[Dataset rows describing interfaces]
★ ★ ★ ★ ★ ★ ★

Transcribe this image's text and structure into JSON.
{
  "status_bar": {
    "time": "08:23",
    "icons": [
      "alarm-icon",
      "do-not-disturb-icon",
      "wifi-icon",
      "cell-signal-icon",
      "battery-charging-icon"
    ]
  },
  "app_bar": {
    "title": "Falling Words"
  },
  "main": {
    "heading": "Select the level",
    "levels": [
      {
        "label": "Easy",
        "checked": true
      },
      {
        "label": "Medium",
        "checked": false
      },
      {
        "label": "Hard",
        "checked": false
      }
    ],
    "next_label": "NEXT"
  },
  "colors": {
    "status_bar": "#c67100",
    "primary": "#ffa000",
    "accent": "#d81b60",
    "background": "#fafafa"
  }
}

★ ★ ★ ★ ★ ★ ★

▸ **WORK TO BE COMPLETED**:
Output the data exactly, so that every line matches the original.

▸ **FINAL ANSWER**:
Transcribe this image's text and structure into JSON.
{
  "status_bar": {
    "time": "08:23",
    "icons": [
      "alarm-icon",
      "do-not-disturb-icon",
      "wifi-icon",
      "cell-signal-icon",
      "battery-charging-icon"
    ]
  },
  "app_bar": {
    "title": "Falling Words"
  },
  "main": {
    "heading": "Select the level",
    "levels": [
      {
        "label": "Easy",
        "checked": true
      },
      {
        "label": "Medium",
        "checked": false
      },
      {
        "label": "Hard",
        "checked": false
      }
    ],
    "next_label": "NEXT"
  },
  "colors": {
    "status_bar": "#c67100",
    "primary": "#ffa000",
    "accent": "#d81b60",
    "background": "#fafafa"
  }
}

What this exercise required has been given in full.